The PM's spokesman says today's strikes were "unnecessary" and that the "impact has been limited". He said borders managed without delays.
Have today's public sector strikes had the desired impact or did they simply fall short?
Prison officers across England, Scotland and Wales have returned to work after their walkout over changes to their retirement age.
Thousands of civil servants will stage strikes over the next three days as part on an ongoing campaign of industrial action in a row over pay, pensions and conditions.
Members of the Public and Commercial Services union (PCS) at public and regulatory bodies including Ofwat, Ofgem, the Food Standards Agency and the Equality and Human Rights Commission will walk out for an hour from 11am today, tomorrow and Friday.

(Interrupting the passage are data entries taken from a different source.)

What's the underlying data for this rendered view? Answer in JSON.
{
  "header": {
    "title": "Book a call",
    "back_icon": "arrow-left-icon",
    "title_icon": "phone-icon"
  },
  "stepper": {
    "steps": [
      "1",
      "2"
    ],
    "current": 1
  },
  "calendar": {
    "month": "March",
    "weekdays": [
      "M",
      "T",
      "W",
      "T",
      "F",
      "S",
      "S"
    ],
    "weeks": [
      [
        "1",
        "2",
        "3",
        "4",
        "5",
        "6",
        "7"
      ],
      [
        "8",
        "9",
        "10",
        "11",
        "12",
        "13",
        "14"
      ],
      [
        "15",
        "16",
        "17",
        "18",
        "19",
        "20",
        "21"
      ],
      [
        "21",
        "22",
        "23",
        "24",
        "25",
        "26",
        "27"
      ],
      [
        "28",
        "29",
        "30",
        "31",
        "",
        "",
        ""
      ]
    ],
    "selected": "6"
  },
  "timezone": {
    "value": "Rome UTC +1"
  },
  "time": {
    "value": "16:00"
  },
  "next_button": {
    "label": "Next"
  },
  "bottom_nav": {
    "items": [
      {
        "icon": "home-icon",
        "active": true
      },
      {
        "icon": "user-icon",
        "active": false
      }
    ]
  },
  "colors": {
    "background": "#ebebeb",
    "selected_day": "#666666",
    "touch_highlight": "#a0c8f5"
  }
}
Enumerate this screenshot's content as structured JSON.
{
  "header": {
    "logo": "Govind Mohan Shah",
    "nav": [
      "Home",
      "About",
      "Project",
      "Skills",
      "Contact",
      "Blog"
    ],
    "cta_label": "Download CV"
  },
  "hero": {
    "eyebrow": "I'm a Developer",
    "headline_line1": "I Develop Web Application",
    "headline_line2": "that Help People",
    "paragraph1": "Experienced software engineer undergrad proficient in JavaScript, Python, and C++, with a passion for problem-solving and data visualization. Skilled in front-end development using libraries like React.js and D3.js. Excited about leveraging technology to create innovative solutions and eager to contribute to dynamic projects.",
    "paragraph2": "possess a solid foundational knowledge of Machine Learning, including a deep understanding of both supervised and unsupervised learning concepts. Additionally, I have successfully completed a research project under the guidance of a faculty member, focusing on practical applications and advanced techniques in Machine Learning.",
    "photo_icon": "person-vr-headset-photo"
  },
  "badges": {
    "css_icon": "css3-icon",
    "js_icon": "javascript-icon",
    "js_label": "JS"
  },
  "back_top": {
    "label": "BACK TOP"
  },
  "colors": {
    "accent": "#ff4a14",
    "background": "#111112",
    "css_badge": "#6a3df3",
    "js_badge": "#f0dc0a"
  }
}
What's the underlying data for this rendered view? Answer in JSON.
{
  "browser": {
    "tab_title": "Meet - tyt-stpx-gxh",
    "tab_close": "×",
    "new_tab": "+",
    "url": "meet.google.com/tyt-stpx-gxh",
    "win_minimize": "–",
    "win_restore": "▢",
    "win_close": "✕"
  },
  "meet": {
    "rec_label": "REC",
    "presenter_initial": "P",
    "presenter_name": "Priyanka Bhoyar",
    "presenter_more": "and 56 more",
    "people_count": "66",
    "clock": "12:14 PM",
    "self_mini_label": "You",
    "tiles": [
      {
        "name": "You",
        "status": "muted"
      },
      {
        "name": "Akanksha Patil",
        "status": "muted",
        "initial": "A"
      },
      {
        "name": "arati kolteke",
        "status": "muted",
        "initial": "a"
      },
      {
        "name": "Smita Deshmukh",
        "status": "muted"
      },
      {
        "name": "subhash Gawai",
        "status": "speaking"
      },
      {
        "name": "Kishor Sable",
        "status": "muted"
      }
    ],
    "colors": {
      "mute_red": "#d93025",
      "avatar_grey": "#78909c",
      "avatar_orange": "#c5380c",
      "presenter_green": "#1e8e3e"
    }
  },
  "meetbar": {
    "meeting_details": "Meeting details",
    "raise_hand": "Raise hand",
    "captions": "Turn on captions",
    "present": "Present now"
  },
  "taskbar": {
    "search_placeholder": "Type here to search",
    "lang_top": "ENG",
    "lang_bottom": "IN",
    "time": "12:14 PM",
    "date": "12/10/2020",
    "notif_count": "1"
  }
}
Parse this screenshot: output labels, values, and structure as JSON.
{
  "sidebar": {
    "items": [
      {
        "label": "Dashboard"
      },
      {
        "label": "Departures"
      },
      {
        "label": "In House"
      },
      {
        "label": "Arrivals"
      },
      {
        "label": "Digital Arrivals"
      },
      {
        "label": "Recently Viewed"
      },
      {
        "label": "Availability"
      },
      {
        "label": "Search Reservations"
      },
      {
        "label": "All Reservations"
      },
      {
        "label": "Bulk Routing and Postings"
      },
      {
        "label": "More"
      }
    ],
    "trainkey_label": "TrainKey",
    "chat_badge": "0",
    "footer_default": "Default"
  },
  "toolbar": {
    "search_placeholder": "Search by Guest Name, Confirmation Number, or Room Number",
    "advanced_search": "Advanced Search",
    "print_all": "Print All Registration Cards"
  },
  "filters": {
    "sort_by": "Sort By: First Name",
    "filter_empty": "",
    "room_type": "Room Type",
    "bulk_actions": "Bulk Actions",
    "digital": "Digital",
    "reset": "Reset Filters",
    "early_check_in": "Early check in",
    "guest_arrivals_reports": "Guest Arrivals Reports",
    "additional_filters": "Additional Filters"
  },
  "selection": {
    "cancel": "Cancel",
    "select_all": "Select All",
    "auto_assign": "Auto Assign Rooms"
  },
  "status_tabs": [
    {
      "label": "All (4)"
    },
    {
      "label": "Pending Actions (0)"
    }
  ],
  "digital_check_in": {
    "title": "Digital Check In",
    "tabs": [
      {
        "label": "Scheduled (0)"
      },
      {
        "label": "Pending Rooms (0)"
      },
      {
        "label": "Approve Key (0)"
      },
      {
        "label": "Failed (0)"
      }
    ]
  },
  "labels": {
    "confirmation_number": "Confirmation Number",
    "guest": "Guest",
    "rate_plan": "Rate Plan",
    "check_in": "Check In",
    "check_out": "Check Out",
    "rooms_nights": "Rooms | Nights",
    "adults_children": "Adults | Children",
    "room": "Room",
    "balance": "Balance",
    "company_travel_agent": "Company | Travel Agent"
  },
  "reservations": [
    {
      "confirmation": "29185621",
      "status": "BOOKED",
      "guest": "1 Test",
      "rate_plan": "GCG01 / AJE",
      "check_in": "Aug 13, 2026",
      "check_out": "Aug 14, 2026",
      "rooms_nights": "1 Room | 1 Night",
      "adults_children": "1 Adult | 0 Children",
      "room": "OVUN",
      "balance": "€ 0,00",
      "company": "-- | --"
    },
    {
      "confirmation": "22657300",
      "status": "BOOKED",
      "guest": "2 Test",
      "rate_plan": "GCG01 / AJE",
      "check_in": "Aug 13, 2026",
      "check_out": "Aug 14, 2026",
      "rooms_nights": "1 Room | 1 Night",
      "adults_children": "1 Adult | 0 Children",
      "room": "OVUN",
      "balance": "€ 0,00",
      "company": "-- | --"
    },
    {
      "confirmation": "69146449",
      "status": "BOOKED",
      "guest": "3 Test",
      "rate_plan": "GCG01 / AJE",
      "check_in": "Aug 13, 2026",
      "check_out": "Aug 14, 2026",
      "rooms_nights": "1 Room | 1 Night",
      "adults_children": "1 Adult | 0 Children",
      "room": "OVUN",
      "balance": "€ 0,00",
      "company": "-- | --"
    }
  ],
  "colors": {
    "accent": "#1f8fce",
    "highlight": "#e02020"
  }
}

A walkout by Public and Commercial Services (PCS) union members is set to hit workplaces across the UK this afternoon.
Starting at 1pm, PCS members will take part in a half-day strike to tie in with a three month campaign over pay and pension disputes.
PCS general secretary Mark Serwotka said: "These walkouts, following our strike on budget day, are part of an ongoing campaign of industrial action and protests to put pressure on a government that is refusing to even talk to us.
"We have asked for talks but ministers and senior officials have refused, so we are taking action to oppose and shine a light on what are deeply unfair and unnecessary cuts to the living standards of hard-working public servants."
In response to today's strikes at more than 300 crown Post Offices nationwide, the Post Office issued the following statement:
– Post Office spokesperson
"Crown branches are currently losing £40 million per year and this is being subsidised by public money.
This cannot continue. We are committed to the Post Office remaining a key part of UK high streets and our plans ensure this will happen."
As well as opposing branch closures, the CWU are also demanding an end to pay-freezes for its members.
And stress that unless an offer is forthcoming, more industrial action could be on the cards."
The Communication Workers Union (CWU) claims that plans to close or franchise 70 of the UK’s biggest post offices - known as the Crown network - will affect hundreds of jobs.
Dave Ward, the CWU's deputy general secretary, said, "Our Post Office members are standing up against destructive plans which would slash 20% of the Crown network and are simply asking for fair treatment and job security.
"The Post Office's plans are short-sighted and would rob the network of the most productive offices while simultaneously putting hundreds of jobs at risk and potentially damaging local economies.
“We'd like to see a better vision for a successful network which maintains services in the heart of communities alongside quality jobs.
"We're confident this could be achieved if Post Office management would agree to negotiations".
Civil servants will stage a 24-hour strike on Budget day today, in a row over pay, pensions and working conditions.
It is thought up to 250,000 members of the Public and Commercial Services union (PCS) will join the walkout, which will hit job centres, border control at airports, tax offices and courts.
A half day of action has also been called on April 5th, as part of a three month long campaign of action.
Picket lines will be placed outside government offices, museums, galleries and the Houses of Parliament.
Civil servants have planned a second walkout in a row over pay, following their Budget day strike.
Almost 250,000 members who work in government departments and its related bodies will hold a half-day walkout on April 5, the Public and Commercial Services union said.
A 24-hour stoppage has been called by the union on Wednesday after accusing the Government of refusing to negotiate over cuts.
A three-month programme of industrial action is also being planned, along with a fresh campaign against tax avoidance and evasion.
BBC journalists will strike on March 18 unless the corporation agrees to end compulsory redundancies, the National Union of Journalists has announced.
The union said workers will pursue the one-day action unless talks between the two sides next week resolve a dispute over jobs.
Union officials said the Government was planning to attack hours, holidays, sick pay and flexible arrangements under a review of working conditions announced last year.
PCS general secretary Mark Serwotka said the lives of civil and public servants were being made more difficult by cuts.
The Government is facing a fresh strike by civil servants after a union announced it is balloting 250,000 of its members in a row over pay, pensions and working conditions.
The Public and Commercial Services union (PCS) warned of a series of walkouts across England, Wales and Scotland, adding that it would seek support from other unions about co-ordinated action.
Voting will start on February 8 and close on March 4, raising the threat of pre-Easter stoppages.